Actually I have a story from this building on the right, when I first came to Davis, before I had any job (back when I’d spend the day playing scrabble by myself before leaving the apartment at 4pm and go to the library to translate Anglo-Saxon poetry; boy I needed a job) (this was before I started drawing Davis) I interviewed for Kaplan, who did all the SATs and GREs and stuff. I ultimately never got the position, which I think was teaching people how to pass those exams, exams which I had never ever taken myself because I’m from the UK and we don’t require them, but I did get on very well with the people there and had to do a presentation on the subject of my choice. Now you might think, well that’s an obvious one, drawing, or maybe history, or even historical language, no definitely football shirts. Interactive Theatre. You’d be wrong. What I decided to talk about was Black Shuck. You know, Black Shuck the ghostly dog who terrorized East Anglia hundreds of years ago. Black Shuck who had this massive great big eye and breathed fire and burnt church doors with his paws. Black Shuck used to keep me awake at night. Black Shuck scared the living bejeezus out of me. He was huge, like a horse, and would roam the country lanes of Suffolk or wherever, and cars would feel his icy flaming breath (seriously myths and legends, make your mind up). I used to have nightmares about Black Shuck, like he would for some reason seek me out in my terraced house in Burnt Oak, north London, and, what? Roar at me? Burn me with his imaginary paws? Look at me with his massive single eye that looks like a bowl? Black Shuck, ridiculous, silly ghost stories. Like the Beast of Exmoor, or the Hairy Hands of Dartmoor. Yes, the Hairy Hands of Dartmoor, look them up, it’s one of those great local English legends.

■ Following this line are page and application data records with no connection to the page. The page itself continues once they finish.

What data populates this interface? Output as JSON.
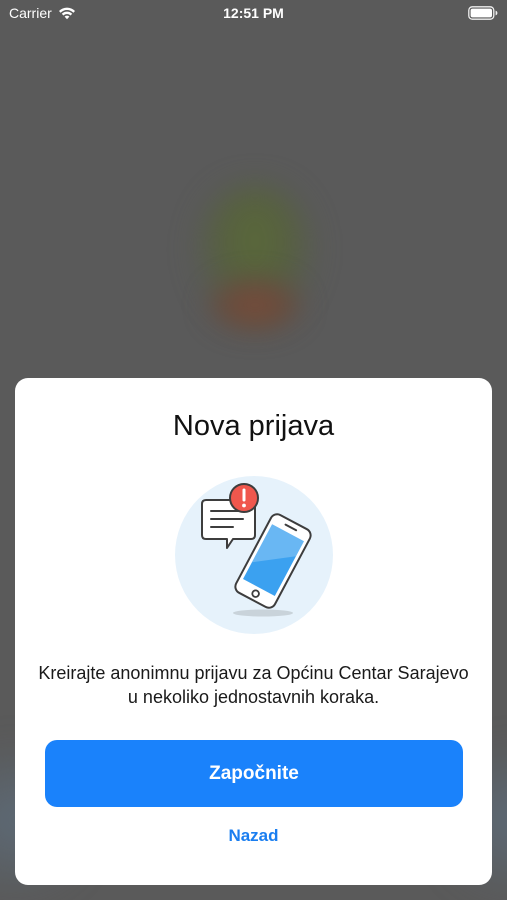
{
  "status_bar": {
    "carrier": "Carrier",
    "time": "12:51 PM"
  },
  "modal": {
    "title": "Nova prijava",
    "description": "Kreirajte anonimnu prijavu za Općinu Centar Sarajevo u nekoliko jednostavnih koraka.",
    "primary_button_label": "Započnite",
    "secondary_link_label": "Nazad"
  },
  "icons": {
    "wifi": "wifi-icon",
    "battery": "battery-icon",
    "illustration": "report-phone-illustration",
    "message": "message-bubble-icon",
    "alert": "alert-badge-icon",
    "phone": "smartphone-icon"
  },
  "colors": {
    "accent": "#1a82fb",
    "alert": "#f0574d",
    "illustration_bg": "#e6f2fb",
    "phone_screen": "#3ba1f0",
    "overlay": "#5a5a5a"
  }
}
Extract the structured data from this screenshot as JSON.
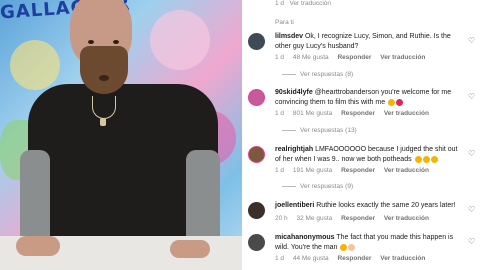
{
  "video": {
    "background_text": "GALLAGHER"
  },
  "top": {
    "prev_time": "1 d",
    "prev_translate": "Ver traducción",
    "para_ti": "Para ti"
  },
  "comments": [
    {
      "username": "lilmsdev",
      "text": "Ok, I recognize Lucy, Simon, and Ruthie. Is the other guy Lucy's husband?",
      "time": "1 d",
      "likes": "48 Me gusta",
      "reply_label": "Responder",
      "translate_label": "Ver traducción",
      "replies_label": "Ver respuestas (8)",
      "avatar_color": "#3f4a57"
    },
    {
      "username": "90skid4lyfe",
      "text": "@hearttrobanderson you're welcome for me convincing them to film this with me",
      "emojis": [
        "#f4b400",
        "#e0245e"
      ],
      "time": "1 d",
      "likes": "801 Me gusta",
      "reply_label": "Responder",
      "translate_label": "Ver traducción",
      "replies_label": "Ver respuestas (13)",
      "avatar_color": "#c45b9a"
    },
    {
      "username": "realrightjah",
      "text": "LMFAOOOOOO because I judged the shit out of her when I was 9.. now we both potheads",
      "emojis": [
        "#f4b400",
        "#f4b400",
        "#f4b400"
      ],
      "time": "1 d",
      "likes": "191 Me gusta",
      "reply_label": "Responder",
      "translate_label": "Ver traducción",
      "replies_label": "Ver respuestas (9)",
      "avatar_color": "#7a5a3a"
    },
    {
      "username": "joellentiberi",
      "text": "Ruthie looks exactly the same 20 years later!",
      "time": "20 h",
      "likes": "32 Me gusta",
      "reply_label": "Responder",
      "translate_label": "Ver traducción",
      "avatar_color": "#3b2f2a"
    },
    {
      "username": "micahanonymous",
      "text": "The fact that you made this happen is wild. You're the man",
      "emojis": [
        "#f4b400",
        "#f2c4a0"
      ],
      "time": "1 d",
      "likes": "44 Me gusta",
      "reply_label": "Responder",
      "translate_label": "Ver traducción",
      "avatar_color": "#4a4a4a"
    }
  ],
  "icons": {
    "like": "heart-outline-icon"
  }
}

That’s not a very interesting story actually. I may even be remembering it wrong, maybe I did talk about Interactive Theatre, leaving the Legend of Black Shuck story in my notebook, deciding last minute not to bother anyone with it. Memory can be a funny thing. Not everyone remembers everything the same way, so what is reality? Speaking of memory, one more thing to add about this sketch. Until about ten years ago there used to be a massive tree which stood right in the middle there, huge thing it was, towering high above the Davis skyline. It was leaning though, to the left (left-leaning like much of Davis), leaning to quite a large extent that if it fell it would have probably meant the end of Mr Dresbach and Mr Hunt and Mr Boyer, so they chopped it down. I still see it, like the ghost of trees past.